Fans are there to cheer and root for their team irrespective of the end result, but a layer of anonymity can at times provide fodder to those with nefarious intentions to abuse players. It’s something several organisations have now woken up to, trying to take the matter seriously. Some have appointed mental health experts to chat with their players from time to time, others have tried to deal with it in their own way, like Faker has.

Two superstars in the Overwatch League in America – Atlanta Reign’s Kai ‘Kai’ Collins and Toronto Defiant’s Andreas ‘Logix’ Berghmans – have completely steered clear of social media because “it’s probably the worst place for abuse.” Jiri ‘LiNkzr’ Masalin from the Vancouver Titans believes subjecting oneself to social media after games can be the most depressing feeling, and “not a good hobby to have” for a pro player because “nothing can prepare you for that.” Then there are forums like Reddit where abuse has been taken to another level, as Los Angeles Gladiators off-tank Indy ‘SPACE’ Halpern has experienced.

The Road to Reducing Toxicity

So how can such issues be tackled? Can rules be tweaked to antagonise fans less? At least VALORANT is looking at options, such as trying to do away with the existing mass reporting system that automatically suspends players. This system has caused numerous false bans and can be infuriating to players and fans alike.

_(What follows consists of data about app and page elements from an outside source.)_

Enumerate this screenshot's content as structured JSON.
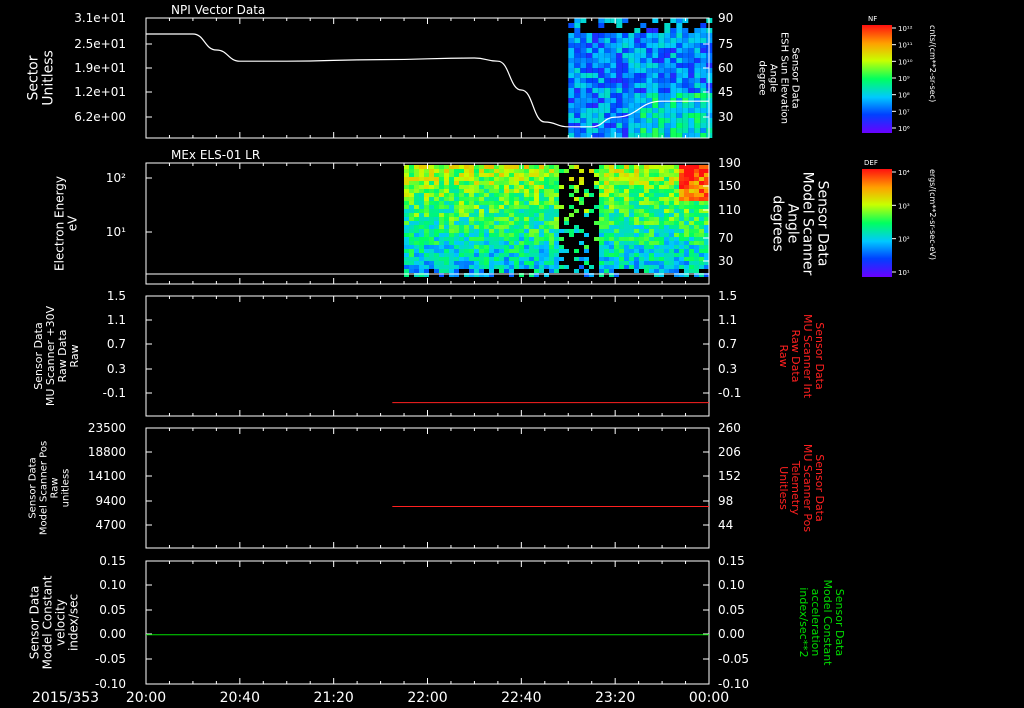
{
  "colors": {
    "background": "#000000",
    "axis": "#ffffff",
    "red_trace": "#ff2020",
    "green_trace": "#00dd00",
    "white_trace": "#ffffff"
  },
  "date_label": "2015/353",
  "chart_data": [
    {
      "type": "line",
      "title": "NPI Vector Data",
      "ylabel": "Sector\nUnitless",
      "yticks": [
        "3.1e+01",
        "2.5e+01",
        "1.9e+01",
        "1.2e+01",
        "6.2e+00"
      ],
      "y2label": "Sensor Data\nESH Sun Elevation\nAngle\ndegree",
      "y2ticks": [
        "90",
        "75",
        "60",
        "45",
        "30"
      ],
      "y2lim": [
        15,
        90
      ],
      "x": [
        "20:00",
        "20:20",
        "20:30",
        "20:40",
        "21:00",
        "21:40",
        "22:20",
        "22:30",
        "22:40",
        "22:50",
        "23:00",
        "23:10",
        "23:20",
        "23:40",
        "00:00"
      ],
      "series": [
        {
          "values": [
            80,
            80,
            70,
            63,
            63,
            64,
            65,
            63,
            45,
            25,
            22,
            22,
            28,
            38,
            38
          ]
        }
      ],
      "spectrogram": {
        "start": "23:00",
        "end": "00:00"
      },
      "colorbar": {
        "title": "NF",
        "ticks": [
          "10¹²",
          "10¹¹",
          "10¹⁰",
          "10⁹",
          "10⁸",
          "10⁷",
          "10⁶"
        ],
        "unit": "cnts/(cm**2-sr-sec)"
      }
    },
    {
      "type": "heatmap",
      "title": "MEx ELS-01 LR",
      "ylabel": "Electron Energy\neV",
      "yticks": [
        "10²",
        "10¹"
      ],
      "y2label": "Sensor Data\nModel Scanner\nAngle\ndegrees",
      "y2ticks": [
        "190",
        "150",
        "110",
        "70",
        "30"
      ],
      "spectrogram": {
        "start": "21:50",
        "end": "00:00"
      },
      "colorbar": {
        "title": "DEF",
        "ticks": [
          "10⁴",
          "10³",
          "10²",
          "10¹"
        ],
        "unit": "ergs/(cm**2-sr-sec-eV)"
      }
    },
    {
      "type": "line",
      "ylabel": "Sensor Data\nMU Scanner +30V\nRaw Data\nRaw",
      "yticks": [
        "1.5",
        "1.1",
        "0.7",
        "0.3",
        "-0.1"
      ],
      "ylim": [
        -0.3,
        1.5
      ],
      "y2label": "Sensor Data\nMU Scanner Int\nRaw Data\nRaw",
      "y2ticks": [
        "1.5",
        "1.1",
        "0.7",
        "0.3",
        "-0.1"
      ],
      "series": [
        {
          "x": [
            "21:45",
            "00:00"
          ],
          "values": [
            -0.1,
            -0.1
          ]
        }
      ]
    },
    {
      "type": "line",
      "ylabel": "Sensor Data\nModel Scanner Pos\nRaw\nunitless",
      "yticks": [
        "23500",
        "18800",
        "14100",
        "9400",
        "4700"
      ],
      "y2label": "Sensor Data\nMU Scanner Pos\nTelemetry\nUnitless",
      "y2ticks": [
        "260",
        "206",
        "152",
        "98",
        "44"
      ],
      "y2lim": [
        0,
        260
      ],
      "series": [
        {
          "x": [
            "21:45",
            "00:00"
          ],
          "values": [
            90,
            90
          ]
        }
      ]
    },
    {
      "type": "line",
      "ylabel": "Sensor Data\nModel Constant\nvelocity\nindex/sec",
      "yticks": [
        "0.15",
        "0.10",
        "0.05",
        "0.00",
        "-0.05",
        "-0.10"
      ],
      "ylim": [
        -0.1,
        0.15
      ],
      "y2label": "Sensor Data\nModel Constant\nacceleration\nindex/sec**2",
      "y2ticks": [
        "0.15",
        "0.10",
        "0.05",
        "0.00",
        "-0.05",
        "-0.10"
      ],
      "series": [
        {
          "x": [
            "20:00",
            "00:00"
          ],
          "values": [
            0.0,
            0.0
          ]
        }
      ]
    }
  ],
  "xaxis": {
    "ticks": [
      "20:00",
      "20:40",
      "21:20",
      "22:00",
      "22:40",
      "23:20",
      "00:00"
    ]
  }
}
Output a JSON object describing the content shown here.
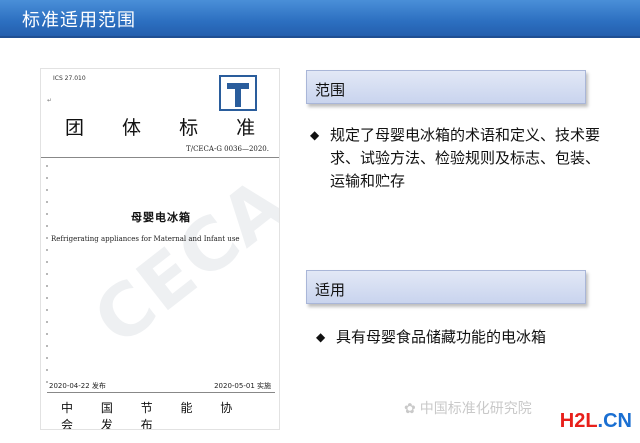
{
  "header": {
    "title": "标准适用范围"
  },
  "document": {
    "ics": "ICS 27.010",
    "heading": "团 体 标 准",
    "code": "T/CECA-G 0036—2020.",
    "name": "母婴电冰箱",
    "english_name": "Refrigerating appliances for Maternal and Infant use",
    "issue_date": "2020-04-22  发布",
    "implement_date": "2020-05-01  实施",
    "publisher": "中 国 节 能 协 会 发 布",
    "watermark": "CECA"
  },
  "sections": {
    "range": {
      "label": "范围",
      "bullet": "规定了母婴电冰箱的术语和定义、技术要求、试验方法、检验规则及标志、包装、运输和贮存"
    },
    "apply": {
      "label": "适用",
      "bullet": "具有母婴食品储藏功能的电冰箱"
    }
  },
  "watermark": {
    "text": "中国标准化研究院",
    "brand_part1": "H2L",
    "brand_part2": ".CN"
  },
  "colors": {
    "title_bar": "#2c6fc0",
    "section_box": "#c9d4ee",
    "brand_red": "#e8201b",
    "brand_blue": "#1a6fd2"
  }
}
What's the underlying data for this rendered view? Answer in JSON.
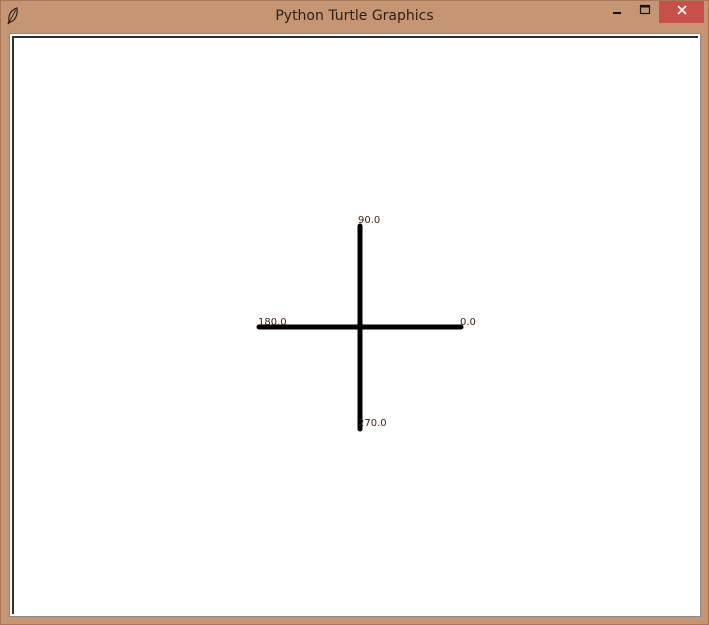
{
  "window": {
    "title": "Python Turtle Graphics",
    "icon": "feather-icon"
  },
  "controls": {
    "minimize_icon": "minimize-icon",
    "maximize_icon": "maximize-icon",
    "close_icon": "close-icon",
    "close_color": "#c7504a"
  },
  "canvas": {
    "background": "#ffffff",
    "stroke_color": "#000000",
    "labels": {
      "east": "0.0",
      "north": "90.0",
      "west": "180.0",
      "south": "270.0"
    }
  }
}
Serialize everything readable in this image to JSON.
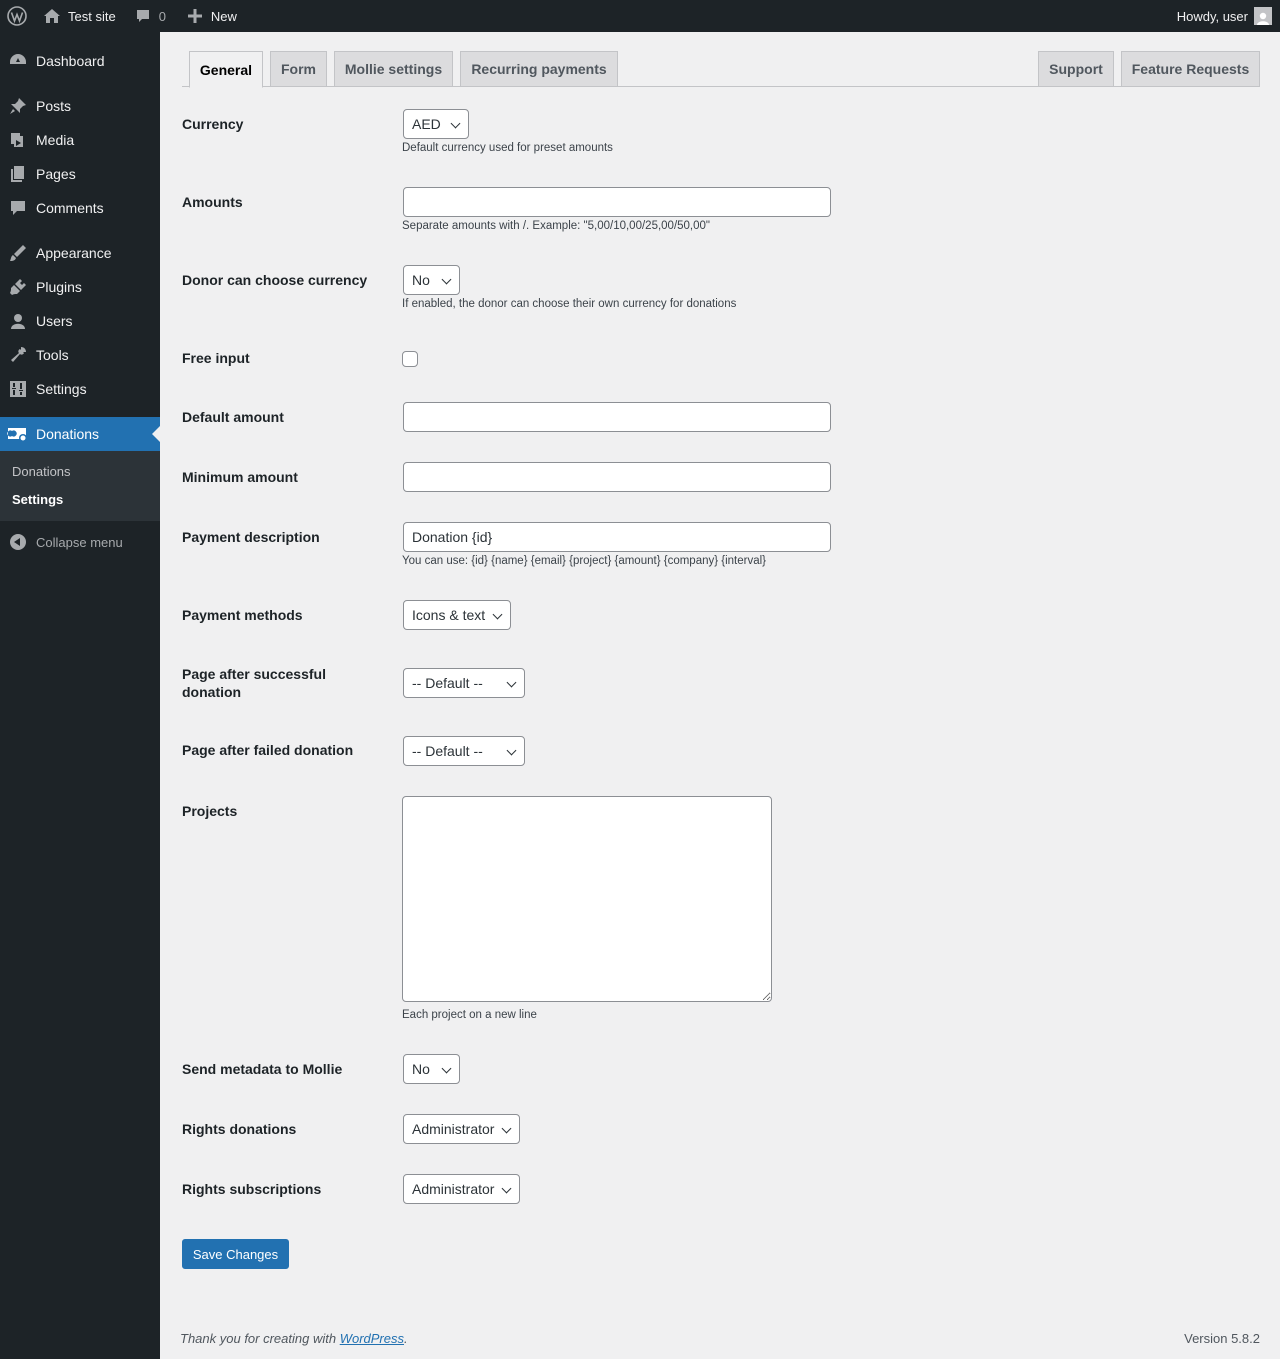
{
  "adminbar": {
    "site_name": "Test site",
    "comments_count": "0",
    "new_label": "New",
    "howdy": "Howdy, user"
  },
  "sidebar": {
    "items": [
      {
        "label": "Dashboard",
        "icon": "dashboard-icon"
      },
      {
        "label": "Posts",
        "icon": "pin-icon"
      },
      {
        "label": "Media",
        "icon": "media-icon"
      },
      {
        "label": "Pages",
        "icon": "pages-icon"
      },
      {
        "label": "Comments",
        "icon": "comment-icon"
      },
      {
        "label": "Appearance",
        "icon": "brush-icon"
      },
      {
        "label": "Plugins",
        "icon": "plug-icon"
      },
      {
        "label": "Users",
        "icon": "user-icon"
      },
      {
        "label": "Tools",
        "icon": "wrench-icon"
      },
      {
        "label": "Settings",
        "icon": "sliders-icon"
      },
      {
        "label": "Donations",
        "icon": "donation-icon"
      }
    ],
    "submenu": [
      "Donations",
      "Settings"
    ],
    "collapse": "Collapse menu"
  },
  "tabs": {
    "general": "General",
    "form": "Form",
    "mollie": "Mollie settings",
    "recurring": "Recurring payments",
    "support": "Support",
    "feature": "Feature Requests"
  },
  "form": {
    "currency": {
      "label": "Currency",
      "value": "AED",
      "desc": "Default currency used for preset amounts"
    },
    "amounts": {
      "label": "Amounts",
      "value": "",
      "desc": "Separate amounts with /. Example: \"5,00/10,00/25,00/50,00\""
    },
    "donor_currency": {
      "label": "Donor can choose currency",
      "value": "No",
      "desc": "If enabled, the donor can choose their own currency for donations"
    },
    "free_input": {
      "label": "Free input",
      "checked": false
    },
    "default_amount": {
      "label": "Default amount",
      "value": ""
    },
    "minimum_amount": {
      "label": "Minimum amount",
      "value": ""
    },
    "payment_description": {
      "label": "Payment description",
      "value": "Donation {id}",
      "desc": "You can use: {id} {name} {email} {project} {amount} {company} {interval}"
    },
    "payment_methods": {
      "label": "Payment methods",
      "value": "Icons & text"
    },
    "page_success": {
      "label": "Page after successful donation",
      "value": "-- Default --"
    },
    "page_failed": {
      "label": "Page after failed donation",
      "value": "-- Default --"
    },
    "projects": {
      "label": "Projects",
      "value": "",
      "desc": "Each project on a new line"
    },
    "send_metadata": {
      "label": "Send metadata to Mollie",
      "value": "No"
    },
    "rights_donations": {
      "label": "Rights donations",
      "value": "Administrator"
    },
    "rights_subscriptions": {
      "label": "Rights subscriptions",
      "value": "Administrator"
    },
    "save": "Save Changes"
  },
  "footer": {
    "thanks_prefix": "Thank you for creating with ",
    "thanks_link": "WordPress",
    "thanks_suffix": ".",
    "version": "Version 5.8.2"
  },
  "colors": {
    "adminbar_bg": "#1d2327",
    "accent": "#2271b1",
    "page_bg": "#f0f0f1"
  }
}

Riot, the organisers, can also do well to place more resources in their tribunal department.

The number of reports a player receives should only be a trigger of priority for reviewing manually. This will ensure all reports are reviewed, which would then reduce the likelihood of false bans, which in-turn could lead to fewer flashpoints between fans. Also in VALORANT, the current toxicity detection system is only limited to text chat. But with VALORANT encouraging voice chat, the organisers should look to implement a system that can sift through voice communication upon receiving reports.

Valorant has taken measures to increase communication restrictions, queue bans and account suspension of players indulging in such behaviour. Extending this to fans is easier said than done, and given how access is a lot easier in the online world, a foolproof method to keep serial abusers and trolls away hasn’t yet been devised. 

If any, the awareness around such behaviour and toxicity has led to more players and teams talking about it openly, which has led to them trying to also address such issues, which may have earlier been brushed under the carpet.

In any case, the bottom line is this. Sport has no place for abuse. Trolls will just be trolls. As long methods are devised to weed out such disruptive forces from games, players and teams can breathe easy knowing they’re on the right track. A full-blown process may take time, but just that it’s coming up for discussion is a massive leap towards weeding out this problem of plenty. 

With esports having been mentioned as a possible Olympic sport – it was included as a demonstration event at the 2018 Asian Games – this crackdown couldn’t have come at a better time.